→ Input:
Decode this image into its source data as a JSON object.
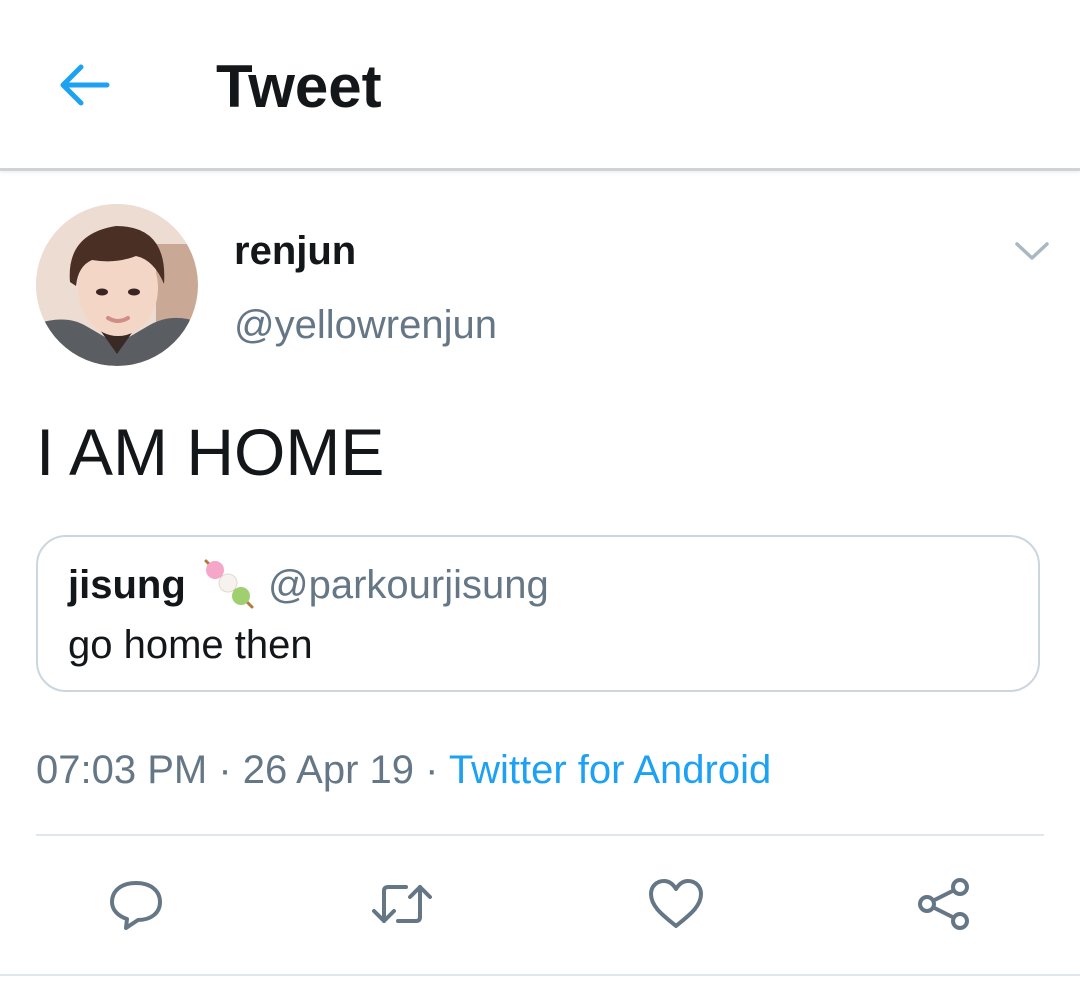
{
  "header": {
    "title": "Tweet",
    "back_icon": "arrow-left-icon",
    "accent_color": "#1da1f2"
  },
  "tweet": {
    "author": {
      "display_name": "renjun",
      "handle": "@yellowrenjun",
      "avatar": "avatar-photo"
    },
    "text": "I AM HOME",
    "quoted": {
      "display_name": "jisung",
      "emoji": "dango-emoji",
      "handle": "@parkourjisung",
      "text": "go home then"
    },
    "meta": {
      "time": "07:03 PM",
      "separator": " · ",
      "date": "26 Apr 19",
      "source": "Twitter for Android"
    }
  },
  "actions": [
    {
      "name": "reply",
      "icon": "reply-icon"
    },
    {
      "name": "retweet",
      "icon": "retweet-icon"
    },
    {
      "name": "like",
      "icon": "heart-icon"
    },
    {
      "name": "share",
      "icon": "share-icon"
    }
  ],
  "colors": {
    "text_primary": "#14171a",
    "text_secondary": "#657786",
    "link": "#1da1f2",
    "border": "#ccd6dd",
    "icon_gray": "#657786"
  }
}
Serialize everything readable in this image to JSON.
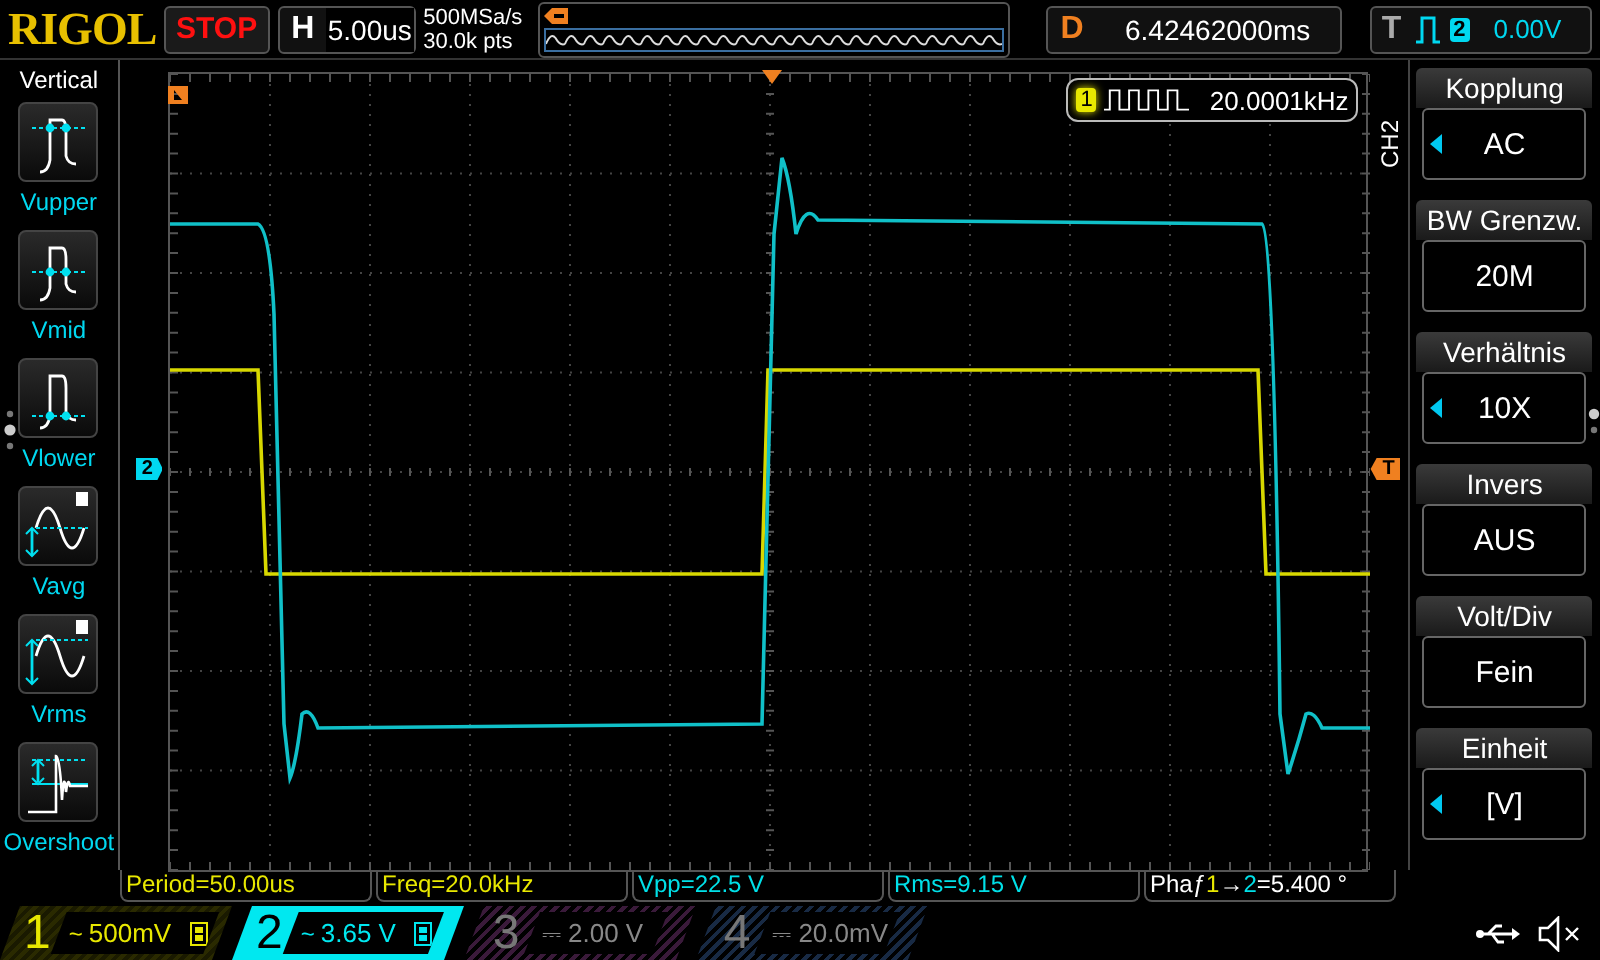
{
  "top_bar": {
    "logo": "RIGOL",
    "run_state": "STOP",
    "timebase": {
      "label": "H",
      "value": "5.00us"
    },
    "sample_rate": "500MSa/s",
    "memory_depth": "30.0k pts",
    "delay": {
      "label": "D",
      "value": "6.42462000ms"
    },
    "trigger": {
      "label": "T",
      "source": "2",
      "level": "0.00V"
    }
  },
  "left_menu": {
    "title": "Vertical",
    "items": [
      {
        "kind": "vupper",
        "label": "Vupper"
      },
      {
        "kind": "vmid",
        "label": "Vmid"
      },
      {
        "kind": "vlower",
        "label": "Vlower"
      },
      {
        "kind": "vavg",
        "label": "Vavg"
      },
      {
        "kind": "vrms",
        "label": "Vrms"
      },
      {
        "kind": "overshoot",
        "label": "Overshoot"
      }
    ]
  },
  "display": {
    "frequency_counter": {
      "channel": "1",
      "value": "20.0001kHz"
    },
    "trigger_marker": "T",
    "channel_marker": "2"
  },
  "right_menu": {
    "channel": "CH2",
    "items": [
      {
        "title": "Kopplung",
        "value": "AC",
        "has_options": true
      },
      {
        "title": "BW Grenzw.",
        "value": "20M",
        "has_options": false
      },
      {
        "title": "Verhältnis",
        "value": "10X",
        "has_options": true
      },
      {
        "title": "Invers",
        "value": "AUS",
        "has_options": false
      },
      {
        "title": "Volt/Div",
        "value": "Fein",
        "has_options": false
      },
      {
        "title": "Einheit",
        "value": "[V]",
        "has_options": true
      }
    ]
  },
  "measurements": [
    {
      "text": "Period=50.00us",
      "color": "#e8e800"
    },
    {
      "text": "Freq=20.0kHz",
      "color": "#e8e800"
    },
    {
      "text": "Vpp=22.5 V",
      "color": "#00e0e8"
    },
    {
      "text": "Rms=9.15 V",
      "color": "#00e0e8"
    },
    {
      "kind": "phase",
      "name": "Phaƒ",
      "from": "1",
      "arrow": "→",
      "to": "2",
      "value": "=5.400 °",
      "color": "#ffffff"
    }
  ],
  "channels": [
    {
      "number": "1",
      "coupling": "~",
      "scale": "500mV",
      "bw_limit": true,
      "enabled": true,
      "selected": false,
      "color": "#e8e800"
    },
    {
      "number": "2",
      "coupling": "~",
      "scale": "3.65 V",
      "bw_limit": true,
      "enabled": true,
      "selected": true,
      "color": "#00e8f0"
    },
    {
      "number": "3",
      "coupling": "⎓",
      "scale": "2.00 V",
      "bw_limit": false,
      "enabled": false,
      "selected": false,
      "color": "#3a1a3a"
    },
    {
      "number": "4",
      "coupling": "⎓",
      "scale": "20.0mV",
      "bw_limit": false,
      "enabled": false,
      "selected": false,
      "color": "#182a44"
    }
  ]
}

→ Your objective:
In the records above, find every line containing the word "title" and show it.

→ Response:
    "title": "Tweet",
    "title": "Vertical",
        "title": "Kopplung",
        "title": "BW Grenzw.",
        "title": "Verhältnis",
        "title": "Invers",
        "title": "Volt/Div",
        "title": "Einheit",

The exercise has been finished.